No, but I was a big fan of Persephone Books and loved getting the chance to meet her and hang out at the shop. At one point -- Nicola would think I was crazy -- I almost asked her if I could work there!
I would work there too! It's the most enchanting bookshop in the world.
(Lambs Conduit Street shop, March 2009. Photo by Lisa Borgnes Giramonti.)
Were there any big challenges to overcome in adapting the material?
I think the toughest thing was retaining the tone of the book while, at the same time, trying to make the story as cinematic as possible. For me, the intimacy of the story is an advantage onscreen, but we did have to think very hard about how to dramatize Dolly's internal thoughts, and how to make the hints and suggestions about the past come to life in the movie.
And we rewrote some of the flashbacks to suit the available locations, so a hotel dining room scene became a barn dance, for example. Anna Lavelle, the production designer, outdid herself. The paper lanterns were all painted by hand -- the details were incredible.
Author Julia Strachey must be beaming down on this project with great glee, don't you think?
I hope she would approve of the film, but by all accounts, she was a tricky character. At one point I desperately wanted to contact the owner of her portrait to see if we could create a copy to hang in Dolly's bedroom. This never happened, but I really wish we had done it. No one would know or notice, but it would have given me a huge amount of pleasure to see that detail in the background somewhere.
(Julia Strachey by Dora Carrington, 1928)
Where was the movie shot?
At three different locations in Wiltshire. I got to be on set for about half of the time which would have never happened if Donald hadn't been the director.
(The "Cheerful Weather" production office. Pick up your jaw.)
It was so exciting to see everybody in costume on the first day of filming and to see the house come to life as the Thatcham family home.
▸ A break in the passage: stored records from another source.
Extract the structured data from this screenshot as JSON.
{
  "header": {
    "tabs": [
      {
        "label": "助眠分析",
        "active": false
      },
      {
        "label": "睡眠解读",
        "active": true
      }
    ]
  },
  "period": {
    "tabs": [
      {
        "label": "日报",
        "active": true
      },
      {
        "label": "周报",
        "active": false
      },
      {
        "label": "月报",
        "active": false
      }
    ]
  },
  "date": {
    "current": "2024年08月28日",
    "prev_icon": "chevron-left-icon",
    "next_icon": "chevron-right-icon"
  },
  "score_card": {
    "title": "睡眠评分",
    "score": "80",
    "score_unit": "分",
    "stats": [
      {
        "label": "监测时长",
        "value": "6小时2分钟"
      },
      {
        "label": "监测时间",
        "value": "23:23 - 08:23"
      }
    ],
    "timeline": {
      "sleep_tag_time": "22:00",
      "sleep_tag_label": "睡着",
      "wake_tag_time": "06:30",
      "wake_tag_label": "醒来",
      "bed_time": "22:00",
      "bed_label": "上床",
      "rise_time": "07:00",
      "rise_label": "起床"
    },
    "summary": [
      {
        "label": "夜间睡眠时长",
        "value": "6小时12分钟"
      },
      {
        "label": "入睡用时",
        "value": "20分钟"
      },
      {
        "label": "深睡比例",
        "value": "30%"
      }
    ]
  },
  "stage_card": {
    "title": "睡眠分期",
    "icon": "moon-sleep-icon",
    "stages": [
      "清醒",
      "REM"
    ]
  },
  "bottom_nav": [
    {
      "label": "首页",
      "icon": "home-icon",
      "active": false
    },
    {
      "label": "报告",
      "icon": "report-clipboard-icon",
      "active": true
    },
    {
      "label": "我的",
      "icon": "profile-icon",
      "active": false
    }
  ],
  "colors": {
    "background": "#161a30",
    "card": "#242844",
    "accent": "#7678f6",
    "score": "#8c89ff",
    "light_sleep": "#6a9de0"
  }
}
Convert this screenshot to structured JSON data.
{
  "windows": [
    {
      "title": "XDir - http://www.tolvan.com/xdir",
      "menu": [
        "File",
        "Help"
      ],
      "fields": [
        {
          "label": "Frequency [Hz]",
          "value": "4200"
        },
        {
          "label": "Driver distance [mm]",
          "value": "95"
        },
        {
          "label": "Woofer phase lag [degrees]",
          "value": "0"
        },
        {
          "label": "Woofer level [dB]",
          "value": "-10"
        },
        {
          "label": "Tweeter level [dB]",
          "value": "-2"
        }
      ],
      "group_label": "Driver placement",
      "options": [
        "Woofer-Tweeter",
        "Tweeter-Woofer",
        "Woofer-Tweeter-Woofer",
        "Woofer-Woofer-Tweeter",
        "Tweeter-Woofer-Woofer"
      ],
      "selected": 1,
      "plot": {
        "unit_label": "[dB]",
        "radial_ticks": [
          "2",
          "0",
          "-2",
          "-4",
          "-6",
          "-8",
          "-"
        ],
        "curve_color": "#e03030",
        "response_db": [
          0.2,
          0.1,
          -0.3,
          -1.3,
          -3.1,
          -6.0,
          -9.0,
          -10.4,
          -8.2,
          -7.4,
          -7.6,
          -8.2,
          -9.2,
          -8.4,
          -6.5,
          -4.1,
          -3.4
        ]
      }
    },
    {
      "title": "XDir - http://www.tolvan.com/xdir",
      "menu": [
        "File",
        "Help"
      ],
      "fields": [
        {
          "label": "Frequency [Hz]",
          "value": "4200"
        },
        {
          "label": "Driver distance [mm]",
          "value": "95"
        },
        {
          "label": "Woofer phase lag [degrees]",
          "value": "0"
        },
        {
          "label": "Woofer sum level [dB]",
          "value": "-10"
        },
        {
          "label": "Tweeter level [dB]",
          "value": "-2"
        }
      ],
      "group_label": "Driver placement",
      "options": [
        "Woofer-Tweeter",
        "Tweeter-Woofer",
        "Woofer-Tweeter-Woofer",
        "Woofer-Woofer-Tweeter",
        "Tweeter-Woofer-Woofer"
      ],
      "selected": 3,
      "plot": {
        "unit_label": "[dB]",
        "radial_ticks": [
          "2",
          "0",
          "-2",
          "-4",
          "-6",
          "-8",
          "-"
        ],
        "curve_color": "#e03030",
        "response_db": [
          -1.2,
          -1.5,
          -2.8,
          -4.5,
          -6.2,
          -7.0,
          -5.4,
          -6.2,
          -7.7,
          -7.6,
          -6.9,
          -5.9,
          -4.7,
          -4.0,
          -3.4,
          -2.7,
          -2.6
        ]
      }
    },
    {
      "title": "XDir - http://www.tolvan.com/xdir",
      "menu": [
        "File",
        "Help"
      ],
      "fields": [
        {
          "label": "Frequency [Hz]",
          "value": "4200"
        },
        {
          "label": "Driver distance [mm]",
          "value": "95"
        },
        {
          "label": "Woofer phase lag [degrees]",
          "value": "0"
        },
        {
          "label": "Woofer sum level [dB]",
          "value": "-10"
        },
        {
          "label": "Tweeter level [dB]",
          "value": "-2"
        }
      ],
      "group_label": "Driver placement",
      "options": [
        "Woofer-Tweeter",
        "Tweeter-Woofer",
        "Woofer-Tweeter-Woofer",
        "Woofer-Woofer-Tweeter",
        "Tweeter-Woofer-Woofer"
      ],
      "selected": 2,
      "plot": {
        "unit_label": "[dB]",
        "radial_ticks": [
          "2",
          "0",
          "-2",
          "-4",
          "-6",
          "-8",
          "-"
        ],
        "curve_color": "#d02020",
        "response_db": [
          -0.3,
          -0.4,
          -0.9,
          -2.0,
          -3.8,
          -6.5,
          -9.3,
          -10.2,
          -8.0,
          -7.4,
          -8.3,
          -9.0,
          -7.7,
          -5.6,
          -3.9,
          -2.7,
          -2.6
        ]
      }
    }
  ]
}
It was a dream come true, really. To write something and live with it in your head for a long time is fun, but seeing it all made real with such fabulous actors was just unbelievable for me. I was pinching myself all the time.
Any good on-set anecdotes?
We had outrageous weather to contend with, a frozen loo, an accident with a cow and a location assistant, and hotel staff in Salisbury who were straight out of Faulty Towers. Oh, and the crew stayed at a place called Sandy Balls. Really.
The sets are beyond stunning. Were you involved in the style of the movie?
I had very strong ideas of what the house should look like. I love the colors on the walls, and I wanted to steal those drawing room curtains!
The clothes are no slouch either. Just sayin'.
Camilla Benda did the costumes and she was terrific. Dolly's wedding gown was made for the film...
...but some of the clothes were vintage things from the era.
The blue backless dress was a standout...
...but I also loved the shorts outfit Dolly wears in the boat scene. I wanted to steal that too.
I love that you were an extra in the movie but am so bummed that you aren't in the final cut. I think you look like cinematic gold!
(Screenwriter Mary Henely Magill dressed as an extra
for the cricket scene. Photo by Wezley Joao Ferreira.)
for the cricket scene. Photo by Wezley Joao Ferreira.)
I am very proud of the movie and I hope fans of the book will like it. We did change a few things and we had to compromise sometimes, but I think the relationship between Dolly and Joseph -- and the triangle they make with Mrs Thatcham -- remains true to Julia Strachey's characters and true to the way love can make us happy and unhappy at the same time. And all with gorgeous sets and clothes!
Mary, thank you so much for giving my readers and me such an exclusive insider's glimpse into the making of the film -- I can't wait to see it!
"Cheerful Weather for the Wedding" opens in the US on December 7th and in the UK on January 9th.